[Your goal]: Would you copy each line of the records that includes the word "category"?

[Data for analysis]:

▬▬▬▬▬▬▬▬▬▬

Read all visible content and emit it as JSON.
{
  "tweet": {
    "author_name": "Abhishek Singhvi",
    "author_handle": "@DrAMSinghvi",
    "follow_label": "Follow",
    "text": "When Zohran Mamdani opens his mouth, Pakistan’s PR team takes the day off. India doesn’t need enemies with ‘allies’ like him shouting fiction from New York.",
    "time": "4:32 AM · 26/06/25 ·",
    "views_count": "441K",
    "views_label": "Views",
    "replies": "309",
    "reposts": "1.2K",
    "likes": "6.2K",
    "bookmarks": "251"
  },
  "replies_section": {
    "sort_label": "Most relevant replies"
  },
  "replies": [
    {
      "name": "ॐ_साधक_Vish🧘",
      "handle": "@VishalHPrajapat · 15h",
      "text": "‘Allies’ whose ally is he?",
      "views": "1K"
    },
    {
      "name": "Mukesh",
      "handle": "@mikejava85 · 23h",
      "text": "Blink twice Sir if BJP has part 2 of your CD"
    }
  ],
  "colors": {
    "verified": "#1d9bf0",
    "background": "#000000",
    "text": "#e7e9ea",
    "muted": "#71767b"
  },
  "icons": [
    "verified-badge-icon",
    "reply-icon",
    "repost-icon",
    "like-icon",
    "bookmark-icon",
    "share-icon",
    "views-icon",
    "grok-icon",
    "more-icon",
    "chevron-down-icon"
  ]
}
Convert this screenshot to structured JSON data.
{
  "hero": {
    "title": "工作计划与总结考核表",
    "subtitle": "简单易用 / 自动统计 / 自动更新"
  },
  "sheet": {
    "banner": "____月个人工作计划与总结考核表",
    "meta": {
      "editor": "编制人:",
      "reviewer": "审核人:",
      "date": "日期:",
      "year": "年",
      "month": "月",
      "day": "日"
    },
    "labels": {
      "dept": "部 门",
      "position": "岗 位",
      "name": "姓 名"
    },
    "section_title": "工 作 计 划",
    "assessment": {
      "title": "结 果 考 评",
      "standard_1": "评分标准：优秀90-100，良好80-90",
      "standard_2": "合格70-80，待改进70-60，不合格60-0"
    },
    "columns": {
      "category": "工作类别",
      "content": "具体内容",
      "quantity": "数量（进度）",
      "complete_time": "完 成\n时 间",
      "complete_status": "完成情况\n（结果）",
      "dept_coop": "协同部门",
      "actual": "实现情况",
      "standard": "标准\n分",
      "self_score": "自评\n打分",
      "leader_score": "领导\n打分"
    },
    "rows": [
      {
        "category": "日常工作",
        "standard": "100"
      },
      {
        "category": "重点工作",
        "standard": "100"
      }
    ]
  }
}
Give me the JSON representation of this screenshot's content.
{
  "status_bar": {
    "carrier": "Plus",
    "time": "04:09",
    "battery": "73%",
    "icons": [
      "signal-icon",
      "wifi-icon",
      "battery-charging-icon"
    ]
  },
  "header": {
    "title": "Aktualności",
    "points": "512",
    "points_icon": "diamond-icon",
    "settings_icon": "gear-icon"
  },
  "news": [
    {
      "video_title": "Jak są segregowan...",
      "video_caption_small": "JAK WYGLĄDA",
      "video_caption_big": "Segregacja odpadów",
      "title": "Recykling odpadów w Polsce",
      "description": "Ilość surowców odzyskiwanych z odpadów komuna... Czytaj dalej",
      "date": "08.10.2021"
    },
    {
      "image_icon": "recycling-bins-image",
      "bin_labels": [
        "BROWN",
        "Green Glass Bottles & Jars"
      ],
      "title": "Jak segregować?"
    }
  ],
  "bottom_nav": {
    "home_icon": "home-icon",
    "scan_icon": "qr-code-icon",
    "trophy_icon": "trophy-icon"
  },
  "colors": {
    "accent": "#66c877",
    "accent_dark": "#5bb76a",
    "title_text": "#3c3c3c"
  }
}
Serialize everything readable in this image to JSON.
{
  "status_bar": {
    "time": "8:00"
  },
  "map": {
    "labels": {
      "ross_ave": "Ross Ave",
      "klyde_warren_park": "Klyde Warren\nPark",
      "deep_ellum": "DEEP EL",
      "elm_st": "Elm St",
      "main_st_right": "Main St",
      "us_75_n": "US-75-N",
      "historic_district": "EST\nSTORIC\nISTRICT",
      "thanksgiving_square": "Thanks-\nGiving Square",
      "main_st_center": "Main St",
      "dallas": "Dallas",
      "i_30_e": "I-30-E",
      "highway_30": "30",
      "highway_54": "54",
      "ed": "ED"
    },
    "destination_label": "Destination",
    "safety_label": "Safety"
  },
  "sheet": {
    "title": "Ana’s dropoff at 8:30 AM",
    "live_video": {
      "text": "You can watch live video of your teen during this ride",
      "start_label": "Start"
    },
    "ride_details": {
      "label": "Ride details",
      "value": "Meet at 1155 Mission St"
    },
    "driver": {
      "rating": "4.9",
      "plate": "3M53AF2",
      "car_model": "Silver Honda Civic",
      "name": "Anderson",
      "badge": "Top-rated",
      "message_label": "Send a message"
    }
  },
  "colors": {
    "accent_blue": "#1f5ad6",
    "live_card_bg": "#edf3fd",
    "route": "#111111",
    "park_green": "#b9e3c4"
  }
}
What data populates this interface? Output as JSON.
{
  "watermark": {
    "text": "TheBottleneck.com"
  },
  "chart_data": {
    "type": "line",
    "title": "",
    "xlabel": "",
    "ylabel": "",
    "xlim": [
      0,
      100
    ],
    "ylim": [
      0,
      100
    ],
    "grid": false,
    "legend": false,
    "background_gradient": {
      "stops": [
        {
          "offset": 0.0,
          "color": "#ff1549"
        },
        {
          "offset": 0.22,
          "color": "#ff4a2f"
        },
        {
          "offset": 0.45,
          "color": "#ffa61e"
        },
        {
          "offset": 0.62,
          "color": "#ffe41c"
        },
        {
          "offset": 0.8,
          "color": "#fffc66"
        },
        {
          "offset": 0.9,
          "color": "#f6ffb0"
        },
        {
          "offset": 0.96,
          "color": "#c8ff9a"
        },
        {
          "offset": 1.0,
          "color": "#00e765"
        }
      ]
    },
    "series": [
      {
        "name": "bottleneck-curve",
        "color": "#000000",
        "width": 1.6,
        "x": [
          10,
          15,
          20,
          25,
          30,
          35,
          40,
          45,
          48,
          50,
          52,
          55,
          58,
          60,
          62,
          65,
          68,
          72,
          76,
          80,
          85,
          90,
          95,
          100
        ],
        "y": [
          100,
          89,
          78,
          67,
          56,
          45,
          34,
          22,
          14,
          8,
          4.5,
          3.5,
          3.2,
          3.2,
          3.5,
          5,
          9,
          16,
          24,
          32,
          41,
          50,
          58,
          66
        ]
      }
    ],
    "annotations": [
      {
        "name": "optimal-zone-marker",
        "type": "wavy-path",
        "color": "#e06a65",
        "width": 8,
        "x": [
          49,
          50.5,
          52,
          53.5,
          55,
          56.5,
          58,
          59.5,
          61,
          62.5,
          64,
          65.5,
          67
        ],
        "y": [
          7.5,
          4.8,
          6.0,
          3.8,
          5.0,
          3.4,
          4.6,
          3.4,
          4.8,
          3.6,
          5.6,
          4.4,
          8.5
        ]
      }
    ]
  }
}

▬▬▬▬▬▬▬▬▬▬

[The answer]:
      "category": "工作类别",
        "category": "日常工作",
        "category": "重点工作",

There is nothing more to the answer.